== Records supplied ==
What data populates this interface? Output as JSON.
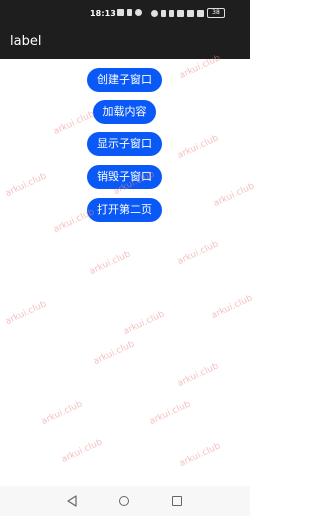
{
  "status_bar": {
    "time": "18:13",
    "battery": "38"
  },
  "app_bar": {
    "title": "label"
  },
  "buttons": {
    "create_window": "创建子窗口",
    "load_content": "加载内容",
    "show_window": "显示子窗口",
    "destroy_window": "销毁子窗口",
    "open_second_page": "打开第二页"
  },
  "watermark": {
    "text": "arkui.club"
  },
  "colors": {
    "bar_background": "#1e1e1e",
    "button_blue": "#0a59f7",
    "watermark": "#eb8c8c"
  },
  "nav_bar": {
    "back_icon": "back-triangle-icon",
    "home_icon": "home-circle-icon",
    "recent_icon": "recent-square-icon"
  }
}
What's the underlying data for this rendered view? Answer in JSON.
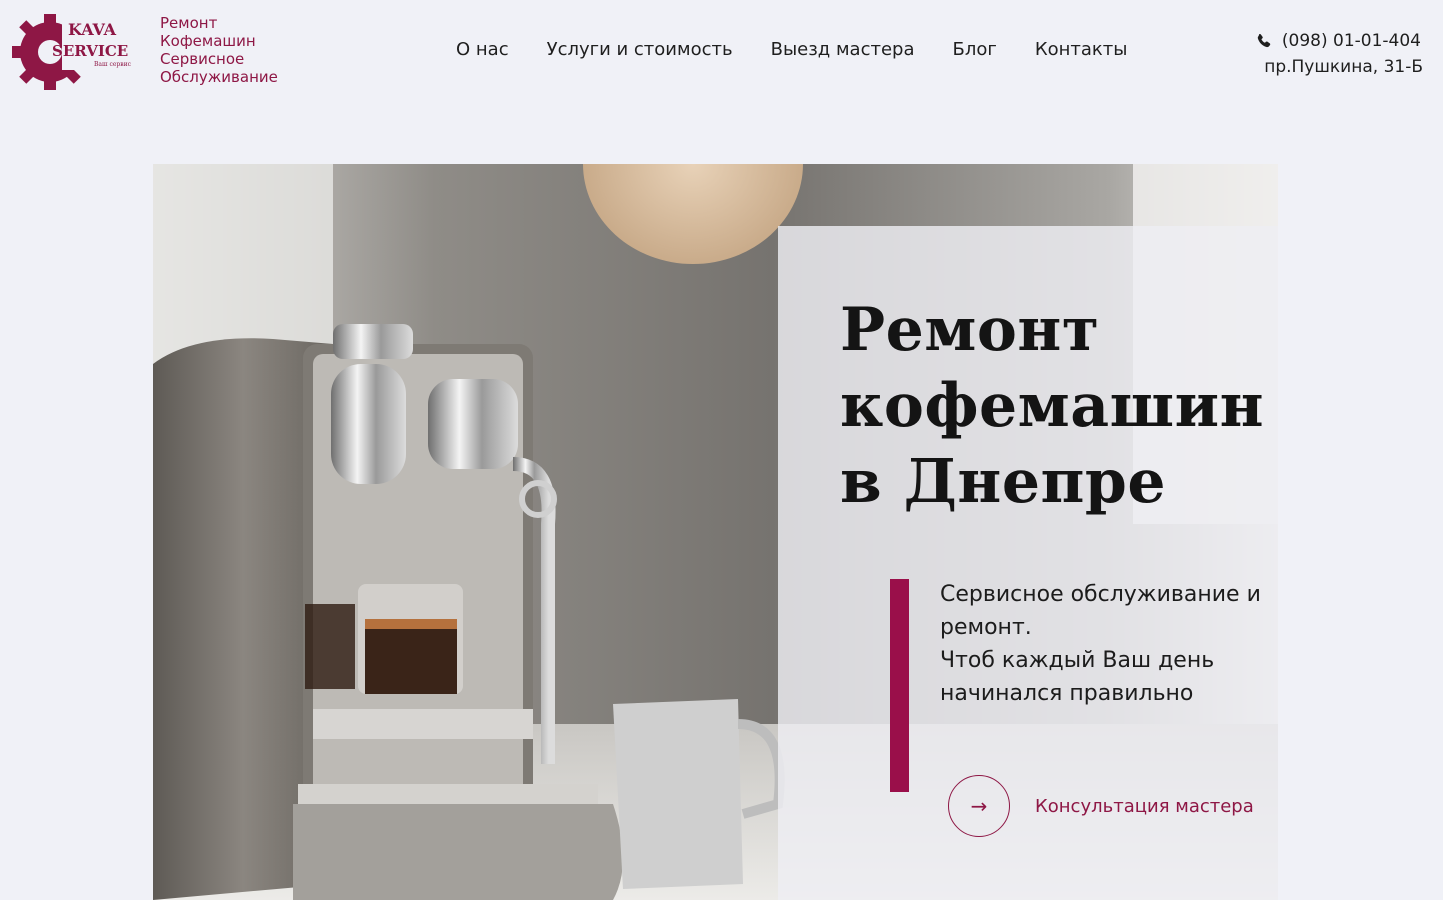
{
  "brand": {
    "logo_top": "KAVA",
    "logo_bottom": "SERVICE",
    "logo_small": "Ваш сервис",
    "tagline": [
      "Ремонт",
      "Кофемашин",
      "Сервисное",
      "Обслуживание"
    ],
    "accent_color": "#8e1745"
  },
  "nav": {
    "items": [
      {
        "label": "О нас"
      },
      {
        "label": "Услуги и стоимость"
      },
      {
        "label": "Выезд мастера"
      },
      {
        "label": "Блог"
      },
      {
        "label": "Контакты"
      }
    ]
  },
  "contact": {
    "phone_icon": "phone-icon",
    "phone": "(098) 01-01-404",
    "address": "пр.Пушкина, 31-Б"
  },
  "hero": {
    "title_lines": [
      "Ремонт",
      "кофемашин",
      "в Днепре"
    ],
    "subtitle_lines": [
      "Сервисное обслуживание и",
      "ремонт.",
      "Чтоб каждый Ваш день",
      "начинался правильно"
    ],
    "cta_icon": "arrow-right-icon",
    "cta_arrow": "→",
    "cta_label": "Консультация мастера",
    "accent_color": "#9a0f4a"
  }
}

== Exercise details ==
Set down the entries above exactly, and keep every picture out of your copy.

== Response to the task ==
What data populates this interface? Output as JSON.
{
  "status_bar": {
    "time": "18:13",
    "battery": "38"
  },
  "app_bar": {
    "title": "label"
  },
  "buttons": {
    "create_window": "创建子窗口",
    "load_content": "加载内容",
    "show_window": "显示子窗口",
    "destroy_window": "销毁子窗口",
    "open_second_page": "打开第二页"
  },
  "watermark": {
    "text": "arkui.club"
  },
  "colors": {
    "bar_background": "#1e1e1e",
    "button_blue": "#0a59f7",
    "watermark": "#eb8c8c"
  },
  "nav_bar": {
    "back_icon": "back-triangle-icon",
    "home_icon": "home-circle-icon",
    "recent_icon": "recent-square-icon"
  }
}
What's the underlying data for this rendered view? Answer in JSON.
{
  "brand": {
    "logo_top": "KAVA",
    "logo_bottom": "SERVICE",
    "logo_small": "Ваш сервис",
    "tagline": [
      "Ремонт",
      "Кофемашин",
      "Сервисное",
      "Обслуживание"
    ],
    "accent_color": "#8e1745"
  },
  "nav": {
    "items": [
      {
        "label": "О нас"
      },
      {
        "label": "Услуги и стоимость"
      },
      {
        "label": "Выезд мастера"
      },
      {
        "label": "Блог"
      },
      {
        "label": "Контакты"
      }
    ]
  },
  "contact": {
    "phone_icon": "phone-icon",
    "phone": "(098) 01-01-404",
    "address": "пр.Пушкина, 31-Б"
  },
  "hero": {
    "title_lines": [
      "Ремонт",
      "кофемашин",
      "в Днепре"
    ],
    "subtitle_lines": [
      "Сервисное обслуживание и",
      "ремонт.",
      "Чтоб каждый Ваш день",
      "начинался правильно"
    ],
    "cta_icon": "arrow-right-icon",
    "cta_arrow": "→",
    "cta_label": "Консультация мастера",
    "accent_color": "#9a0f4a"
  }
}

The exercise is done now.